Church history books are beginning to devote more space to women. Treatments of Medieval Christian women, however, is usually limited to a few queens and nuns – those who could express themselves at a time when most women’s voices were dismissed.
Recently, scholars have turned their attention to the correspondence, discovered in 1870 behind a staircase, of an Italian merchant and his wife – a collection comprising over 150,000 letters and 500 account books.
To historians, this is a rich documentation of how both trade and daily lives were conducted in fourteenth-century Italy. The wife’s letters in particular (over 250) afford the unique opportunity to hear the voice of an ordinary Medieval businesswoman and wife. To Christians, they represent an interesting account on how she met her daily challenges with faith.
Becoming a Merchant’s Wife
Margherita was born in 1360 to the noble Bandini family, who had moved from Florence to Avignon, France, following political exile (both Margherita’s father and her mother’s family had been accused of plotting against the republic). By that time, the papacy had also moved to Avignon, bringing further prosperity to the city.
In 1376, at age 16, Margherita was given in marriage to Francesco Datini, a wealthy merchant from Prato, Italy, who was 25 year her senior. Taking advantage of the papal move, Francesco was thriving in the new papal seat by selling luxury goods and art to cardinals and other clerics who lived there.

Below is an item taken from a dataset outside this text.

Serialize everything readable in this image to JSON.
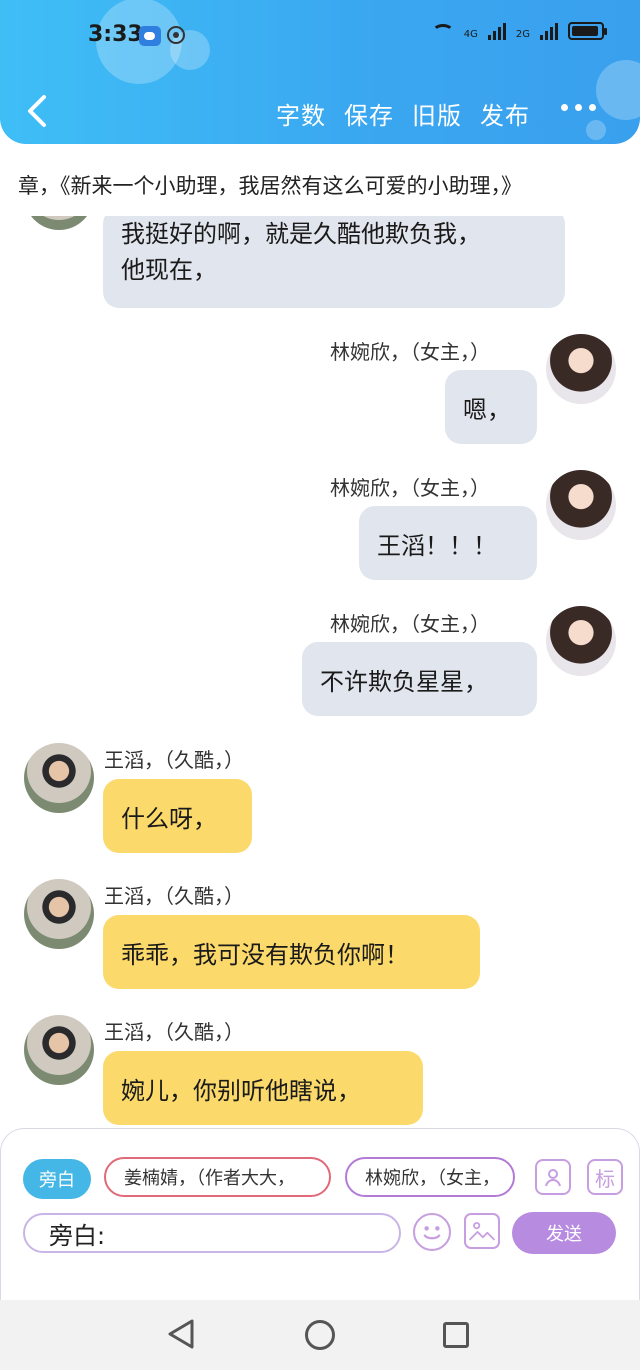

The age difference between Margherita and Francesco was not uncommon. In reality, Francesco had been so absorbed by his business that he would have gladly avoided marriage altogether. He had lovers, and had even fathered a son in 1374.
But it was his Prato neighbor Niccolozzo Binducchi, a father figure after Francesco’s parents died of the plague, who insisted that he should marry. A marriage, Niccolozzo expected, would produce legitimate children who could take over Francesco’s business and benefit from his work. As happy as Niccolozzo and his wife Piera had been about the birth of Francesco’s son, “having a legitimate son will bring you more honor before God and the world,” Niccolozzo reminded him. Sadly, Margherita proved to be unable to conceive – a source of great sorrow for the couple.
In 1383, Francesco and Margherita moved back to Prato, where he traded in clothes, weapons, iron and salt, extending his business to other Italian and even Spanish cities and dealing in international commerce. In later years, he dabbled in the banking and insurance business. In reality, charging interest was still forbidden by canon law, but Francesco eased his conscience by saying he would leave his money to the poor when he died.
Francesco’s work caused him to travel for long periods of time, but he stayed in touch with his wife to receive news from home and reports about his business. He also sent her seemingly incessant instructions and reminders, to the point of becoming annoying.
From 1384 till his death in 1410, they corresponded about every two or three days. At first, Margherita, who had only learned to read (mostly her prayer books, typically written with the Gothic alphabet) had to dictate her letters. In her late thirties, she surprised Francesco by learning to read and write in the current “commercial” alphabet. This new ability allowed her to write whenever needed (without having to look for a scribe) and to be more honest in her letters.
As most women at that time, Margherita suffered from her husband’s repeated absences, which left her alone with her servants. Apparently, after marriage Francesco continued to be as work-driven as he had always been, so much that Niccolozzo had to exhort him, “You are rich enough, thanks be to God. Don’t want it all, don’t want it all, don’t want it all.”
She was also distressed by Francesco’s extramarital affairs, which he carried on as usual. The birth of her husband’s second son with a sixteen-year-old servant troubled Margherita so deeply that she became seriously ill. Francesco found a husband for the girl, but the baby died after a few months.
Francesco was not irreligious. He often worried about his sins, interpreted contrarieties as God’s punishment, and kept promising to become “a new Francesco.” He never mentioned any sin in particular, and adultery and infidelity might have been low in his concerns, since they were not considered as serious in men as they were in women – something most wives had learned to accept.
While accepting the traditional position of submission to her husband, Margherita felt free to advise (and even reprove) him when it came to religion and morals. This was included, at that time, in the wife’s duties toward her husband, and was encouraged by preachers.
And Margherita had many pearls of wisdom to share – most likely, pearls she had gathered as she juggled the many responsibilities Francesco had placed on her shoulders, and as she persevered in spite of her loneliness, infertility, and chronic illness (which caused her debilitating pain with each menstruation).